• [Exercise material]
+-------+

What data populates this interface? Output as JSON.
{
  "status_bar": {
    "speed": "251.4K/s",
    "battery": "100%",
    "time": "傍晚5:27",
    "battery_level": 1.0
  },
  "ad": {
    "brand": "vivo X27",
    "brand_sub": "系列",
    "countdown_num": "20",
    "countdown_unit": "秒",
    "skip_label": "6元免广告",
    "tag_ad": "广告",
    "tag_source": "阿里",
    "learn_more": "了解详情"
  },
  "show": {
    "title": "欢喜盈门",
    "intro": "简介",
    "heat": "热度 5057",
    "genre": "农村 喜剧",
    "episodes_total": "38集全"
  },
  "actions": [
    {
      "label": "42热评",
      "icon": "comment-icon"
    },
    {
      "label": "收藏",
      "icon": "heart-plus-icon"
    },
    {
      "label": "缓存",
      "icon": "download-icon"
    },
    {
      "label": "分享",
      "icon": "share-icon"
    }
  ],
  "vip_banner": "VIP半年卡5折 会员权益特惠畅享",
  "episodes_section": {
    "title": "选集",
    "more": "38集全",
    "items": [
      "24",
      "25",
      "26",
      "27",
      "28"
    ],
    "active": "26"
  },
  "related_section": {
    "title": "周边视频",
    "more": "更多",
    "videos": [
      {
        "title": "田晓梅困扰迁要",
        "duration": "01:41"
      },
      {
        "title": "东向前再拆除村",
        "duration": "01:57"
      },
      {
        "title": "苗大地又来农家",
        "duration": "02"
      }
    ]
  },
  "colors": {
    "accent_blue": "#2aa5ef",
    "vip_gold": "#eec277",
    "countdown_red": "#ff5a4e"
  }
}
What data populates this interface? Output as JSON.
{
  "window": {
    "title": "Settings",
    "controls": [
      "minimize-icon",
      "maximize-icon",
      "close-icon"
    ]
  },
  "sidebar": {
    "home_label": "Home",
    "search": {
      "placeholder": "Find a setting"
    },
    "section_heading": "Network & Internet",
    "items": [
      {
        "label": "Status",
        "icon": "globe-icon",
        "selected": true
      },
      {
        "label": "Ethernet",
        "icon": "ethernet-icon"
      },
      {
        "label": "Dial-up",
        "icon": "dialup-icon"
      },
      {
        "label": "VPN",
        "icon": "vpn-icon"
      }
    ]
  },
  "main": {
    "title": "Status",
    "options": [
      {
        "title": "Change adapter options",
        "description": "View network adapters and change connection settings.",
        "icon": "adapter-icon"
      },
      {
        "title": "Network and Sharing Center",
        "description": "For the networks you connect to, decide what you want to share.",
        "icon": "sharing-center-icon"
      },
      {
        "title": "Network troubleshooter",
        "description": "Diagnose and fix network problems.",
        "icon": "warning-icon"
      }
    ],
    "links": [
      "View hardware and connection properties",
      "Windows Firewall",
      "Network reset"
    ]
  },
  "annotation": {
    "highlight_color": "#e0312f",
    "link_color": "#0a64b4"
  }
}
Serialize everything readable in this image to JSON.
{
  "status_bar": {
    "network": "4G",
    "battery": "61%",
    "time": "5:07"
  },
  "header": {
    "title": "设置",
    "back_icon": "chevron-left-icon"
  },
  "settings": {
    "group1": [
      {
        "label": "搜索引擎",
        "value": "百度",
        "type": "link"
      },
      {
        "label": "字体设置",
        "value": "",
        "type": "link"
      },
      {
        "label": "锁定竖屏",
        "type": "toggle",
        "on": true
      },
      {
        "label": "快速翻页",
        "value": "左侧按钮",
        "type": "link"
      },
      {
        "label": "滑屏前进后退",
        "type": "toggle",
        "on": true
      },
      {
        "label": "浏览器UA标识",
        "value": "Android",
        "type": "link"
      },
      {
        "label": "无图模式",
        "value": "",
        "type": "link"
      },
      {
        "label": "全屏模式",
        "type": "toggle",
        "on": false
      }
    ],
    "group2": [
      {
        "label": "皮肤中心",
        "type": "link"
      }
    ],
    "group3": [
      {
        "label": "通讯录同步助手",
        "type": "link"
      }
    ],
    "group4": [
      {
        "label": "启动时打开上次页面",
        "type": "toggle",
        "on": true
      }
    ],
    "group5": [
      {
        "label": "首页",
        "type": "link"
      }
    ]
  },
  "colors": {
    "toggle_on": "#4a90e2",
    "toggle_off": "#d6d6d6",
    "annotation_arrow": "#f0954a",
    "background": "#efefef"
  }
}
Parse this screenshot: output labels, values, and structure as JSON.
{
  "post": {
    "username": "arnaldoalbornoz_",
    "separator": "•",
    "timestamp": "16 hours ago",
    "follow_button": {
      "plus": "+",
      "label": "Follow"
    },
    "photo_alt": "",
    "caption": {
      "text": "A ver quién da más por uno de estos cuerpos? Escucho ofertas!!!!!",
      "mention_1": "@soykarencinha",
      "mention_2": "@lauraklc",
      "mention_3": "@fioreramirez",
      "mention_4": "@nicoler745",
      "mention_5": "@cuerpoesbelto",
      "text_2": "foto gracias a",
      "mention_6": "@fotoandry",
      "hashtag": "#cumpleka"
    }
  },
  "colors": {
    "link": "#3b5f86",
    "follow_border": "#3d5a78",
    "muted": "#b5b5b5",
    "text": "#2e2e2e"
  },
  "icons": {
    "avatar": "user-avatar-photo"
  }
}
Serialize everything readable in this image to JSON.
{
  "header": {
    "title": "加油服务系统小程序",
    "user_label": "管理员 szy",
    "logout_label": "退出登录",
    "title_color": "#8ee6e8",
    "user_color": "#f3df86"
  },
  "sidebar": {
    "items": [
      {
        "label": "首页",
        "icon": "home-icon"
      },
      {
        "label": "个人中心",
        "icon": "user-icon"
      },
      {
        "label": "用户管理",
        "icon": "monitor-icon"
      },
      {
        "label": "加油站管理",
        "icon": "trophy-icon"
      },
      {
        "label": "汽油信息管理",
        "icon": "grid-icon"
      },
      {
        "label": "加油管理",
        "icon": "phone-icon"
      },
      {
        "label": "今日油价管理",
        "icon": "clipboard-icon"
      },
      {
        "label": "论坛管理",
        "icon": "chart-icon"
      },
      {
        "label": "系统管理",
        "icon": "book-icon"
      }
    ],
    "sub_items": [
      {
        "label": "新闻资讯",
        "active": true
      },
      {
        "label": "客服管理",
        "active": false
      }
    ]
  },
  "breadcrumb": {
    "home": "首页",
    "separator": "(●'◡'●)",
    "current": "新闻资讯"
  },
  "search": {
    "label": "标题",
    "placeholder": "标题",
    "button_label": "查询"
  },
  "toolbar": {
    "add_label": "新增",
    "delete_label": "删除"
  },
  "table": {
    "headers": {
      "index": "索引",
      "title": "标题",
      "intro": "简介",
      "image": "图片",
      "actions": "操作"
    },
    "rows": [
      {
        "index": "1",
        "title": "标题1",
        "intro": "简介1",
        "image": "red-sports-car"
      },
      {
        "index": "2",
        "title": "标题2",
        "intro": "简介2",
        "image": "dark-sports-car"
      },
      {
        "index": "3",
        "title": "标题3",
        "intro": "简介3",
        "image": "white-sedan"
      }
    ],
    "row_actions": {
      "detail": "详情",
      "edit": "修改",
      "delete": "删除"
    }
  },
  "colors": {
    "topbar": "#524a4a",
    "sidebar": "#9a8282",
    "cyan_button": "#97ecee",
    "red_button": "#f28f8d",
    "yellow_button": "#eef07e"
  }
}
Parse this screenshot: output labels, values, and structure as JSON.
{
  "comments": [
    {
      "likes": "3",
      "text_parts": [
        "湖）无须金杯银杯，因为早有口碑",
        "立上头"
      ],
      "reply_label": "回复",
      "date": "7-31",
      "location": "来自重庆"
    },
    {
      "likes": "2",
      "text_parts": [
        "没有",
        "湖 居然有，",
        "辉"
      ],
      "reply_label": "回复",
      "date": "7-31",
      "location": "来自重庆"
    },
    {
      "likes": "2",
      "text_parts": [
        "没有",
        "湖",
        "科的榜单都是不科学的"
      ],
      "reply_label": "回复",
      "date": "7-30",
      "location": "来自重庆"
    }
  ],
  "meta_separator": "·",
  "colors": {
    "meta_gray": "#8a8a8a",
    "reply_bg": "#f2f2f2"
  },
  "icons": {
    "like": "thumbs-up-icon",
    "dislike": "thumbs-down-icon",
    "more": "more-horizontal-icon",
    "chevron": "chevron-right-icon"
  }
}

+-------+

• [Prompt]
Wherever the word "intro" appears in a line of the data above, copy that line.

• [Response area]
    "intro": "简介",
      "intro": "简介",
        "intro": "简介1",
        "intro": "简介2",
        "intro": "简介3",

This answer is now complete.